Many factors should be considered when deciding to enroll and pursue an EMBA degree. Active duty personnel may find a program that offers a hybrid experience (i.e. a mix of face-to-face and distance learning) more conducive to their military responsibilities. The key is to understand all current commitments and seek out a program that has a format and schedule that allows for the full experience without negatively impacting existing military responsibilities.
Veterans may have more time flexibility and thus may want to choose a program based on geography or some other factor not constrained by schedules being tied to the rigor of the military. What’s key in either case is to review several programs to weigh options and determine if the offering aligns with the overall needs and goals.
Additionally, there are specific programs that are veteran-friendly. According to the Veterans Affairs, “Degree-granting institutions of higher learning participating in the Post-9/11 GI Bill Yellow Ribbon Program agree to make additional funds available for your education program without an additional charge to your GI Bill entitlement.” Clearly this is something to be viewed as veteran-friendly. The availability of the Yellow Ribbon and Post-9/11 funds means that any EMBA program is veteran friendly. The majority of EMBA programs offer some form of coaching for all students, which can be useful as individuals think about career transitions. This is another benefit to veterans. Overall, the most important identifying characteristic of an EMBA program that is the right match, is the one that aligns with one’s specific constraints and needs.

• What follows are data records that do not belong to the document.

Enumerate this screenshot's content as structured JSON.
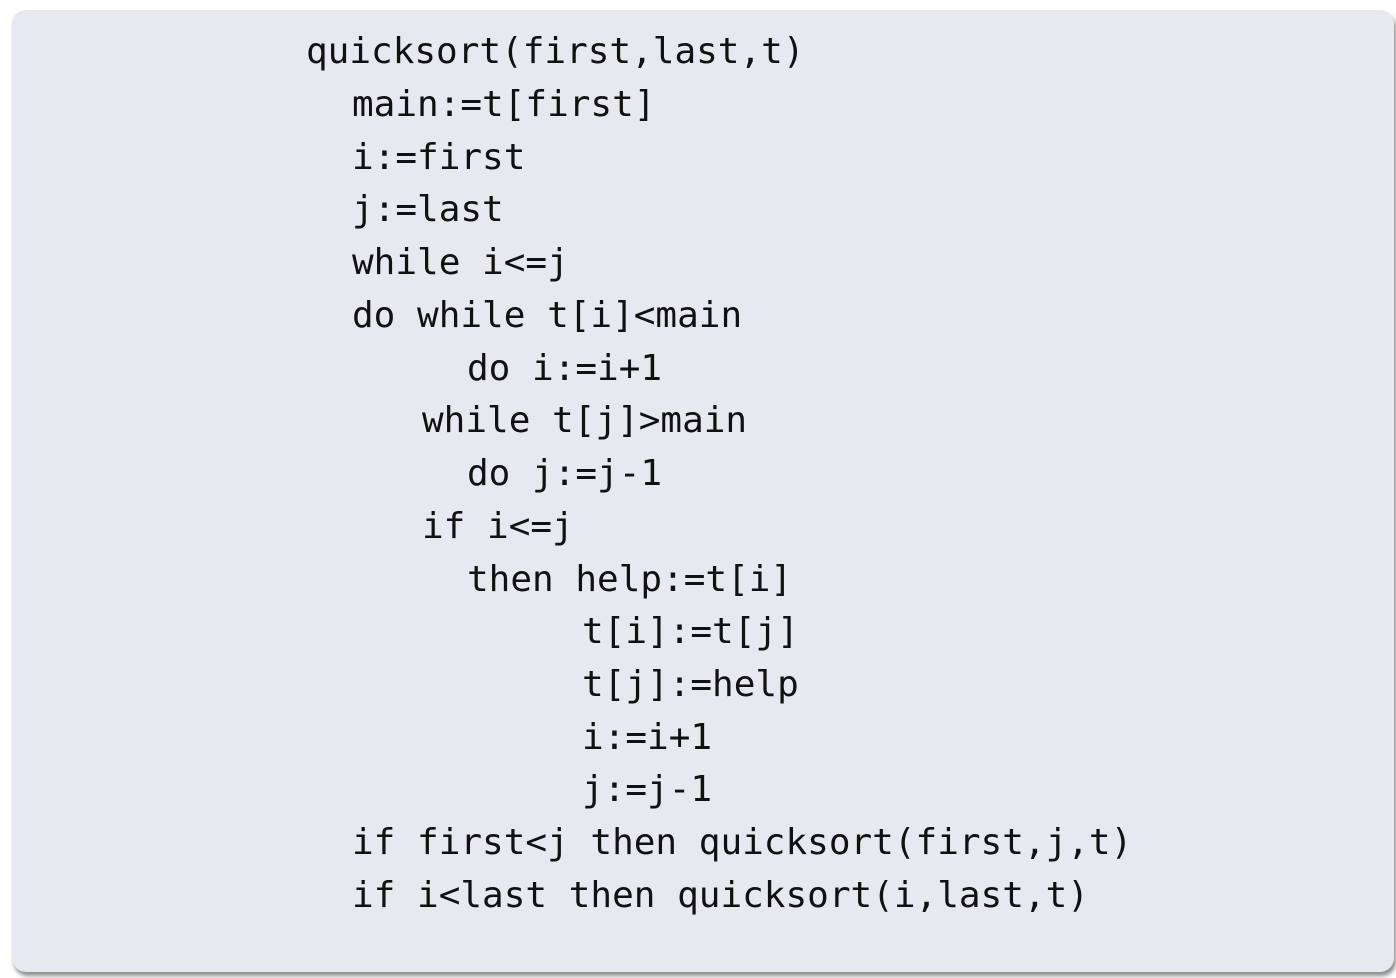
{
  "code_lines": [
    "quicksort(first,last,t)",
    "main:=t[first]",
    "i:=first",
    "j:=last",
    "while i<=j",
    "do while t[i]<main",
    "do i:=i+1",
    "while t[j]>main",
    "do j:=j-1",
    "if i<=j",
    "then help:=t[i]",
    "t[i]:=t[j]",
    "t[j]:=help",
    "i:=i+1",
    "j:=j-1",
    "if first<j then quicksort(first,j,t)",
    "if i<last then quicksort(i,last,t)"
  ]
}
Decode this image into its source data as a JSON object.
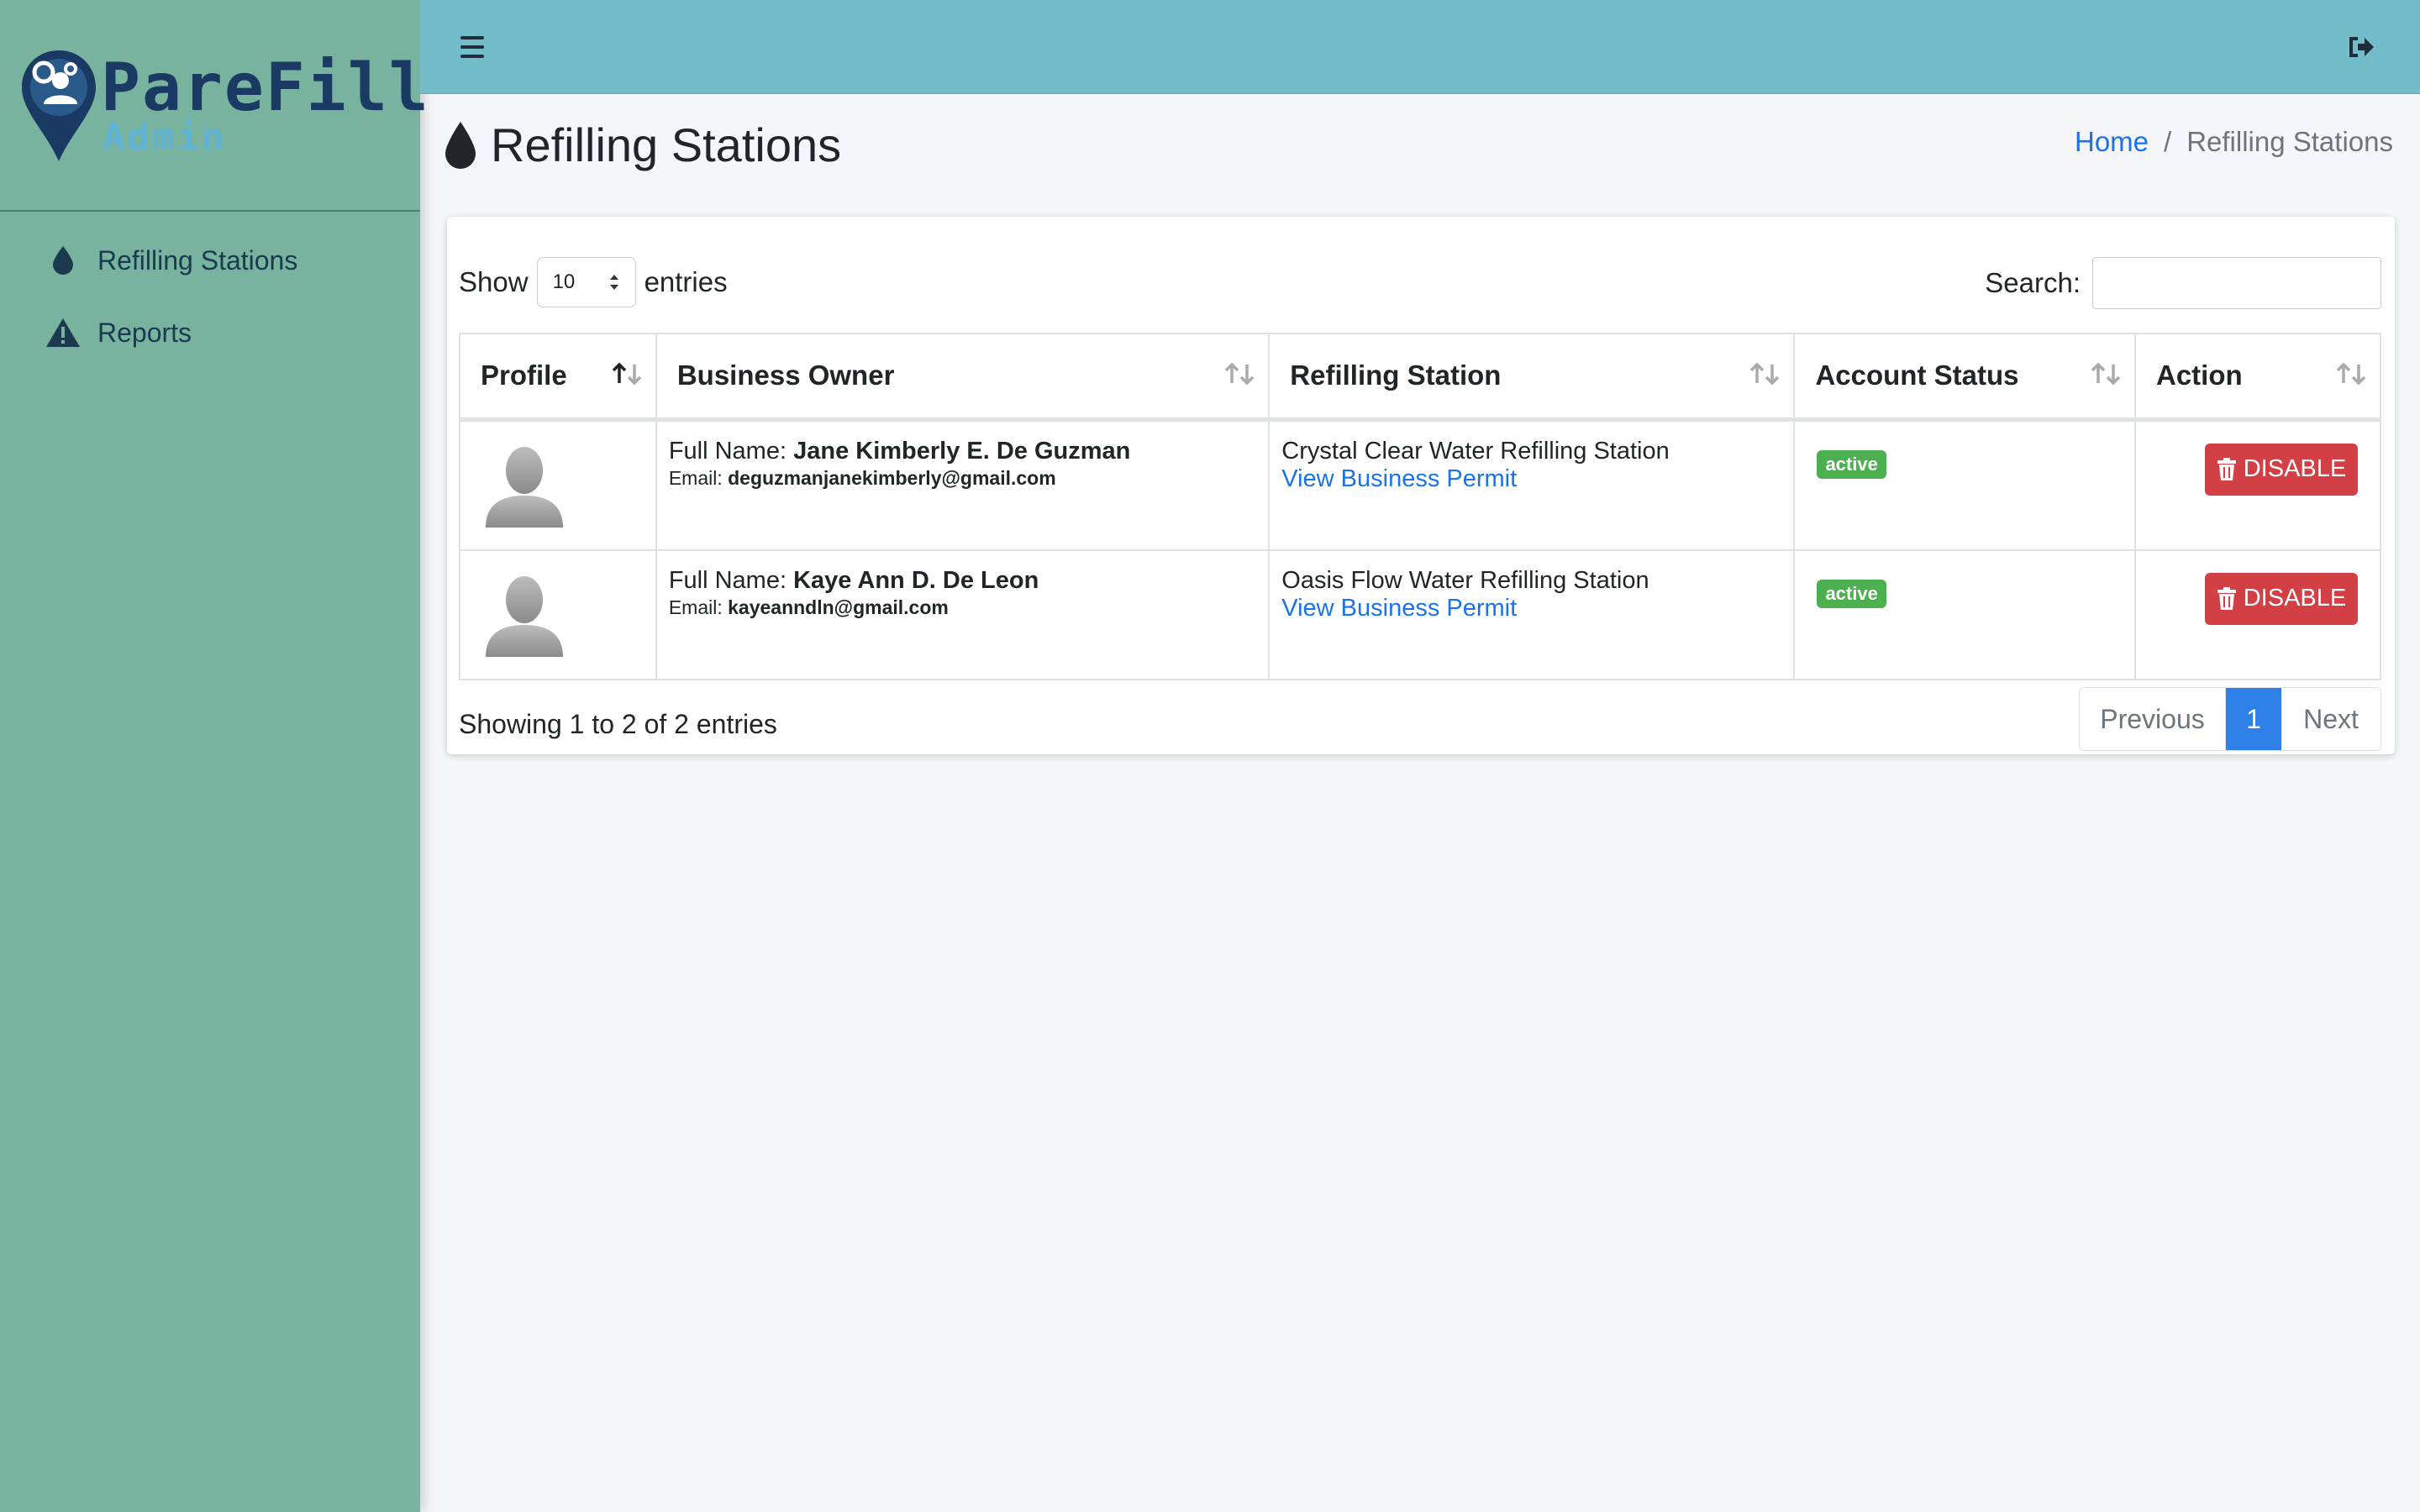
{
  "brand": {
    "name": "PareFill",
    "subtitle": "Admin"
  },
  "sidebar": {
    "items": [
      {
        "label": "Refilling Stations",
        "icon": "droplet-icon"
      },
      {
        "label": "Reports",
        "icon": "warning-icon"
      }
    ]
  },
  "topbar": {
    "menu_icon": "hamburger-icon",
    "logout_icon": "sign-out-icon"
  },
  "page": {
    "title": "Refilling Stations",
    "title_icon": "droplet-icon"
  },
  "breadcrumb": {
    "home": "Home",
    "separator": "/",
    "current": "Refilling Stations"
  },
  "table_controls": {
    "show_label": "Show",
    "entries_label": "entries",
    "length_value": "10",
    "search_label": "Search:",
    "search_value": ""
  },
  "table": {
    "headers": [
      "Profile",
      "Business Owner",
      "Refilling Station",
      "Account Status",
      "Action"
    ],
    "rows": [
      {
        "full_name_label": "Full Name:",
        "full_name": "Jane Kimberly E. De Guzman",
        "email_label": "Email:",
        "email": "deguzmanjanekimberly@gmail.com",
        "station": "Crystal Clear Water Refilling Station",
        "permit_link": "View Business Permit",
        "status": "active",
        "action": "DISABLE"
      },
      {
        "full_name_label": "Full Name:",
        "full_name": "Kaye Ann D. De Leon",
        "email_label": "Email:",
        "email": "kayeanndln@gmail.com",
        "station": "Oasis Flow Water Refilling Station",
        "permit_link": "View Business Permit",
        "status": "active",
        "action": "DISABLE"
      }
    ]
  },
  "footer": {
    "info": "Showing 1 to 2 of 2 entries",
    "prev": "Previous",
    "page": "1",
    "next": "Next"
  },
  "colors": {
    "sidebar_bg": "#78b39f",
    "topbar_bg": "#73bcc9",
    "link": "#1a73e8",
    "badge_active": "#4caf50",
    "danger": "#d23f45",
    "page_active": "#2f7fe8"
  }
}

EMBA programs are an excellent option for anyone, military or otherwise, looking to take that next bold step forward.
Michael Desiderio joined the Executive MBA Council (EMBAC) as the first full-time executive director in 2007. He oversees council programs, services and council collaborations with related educational associations and organizations throughout the world.
He has been in the industry in various positions that range from engineering through executive management and prior to joining EMBAC he served as director of strategic partnerships for the W. P. Carey School of Business at Arizona State University. He also founded Enigma Professional Services, a firm that offered business consulting and speaking services. Desiderio received his undergraduate degree in electrical engineering from Pratt Institute in Brooklyn, New York, and his Executive MBA degree in 2001 from the W. P. Cary School at Arizona State University.
- Issue: 11
- Volume: 10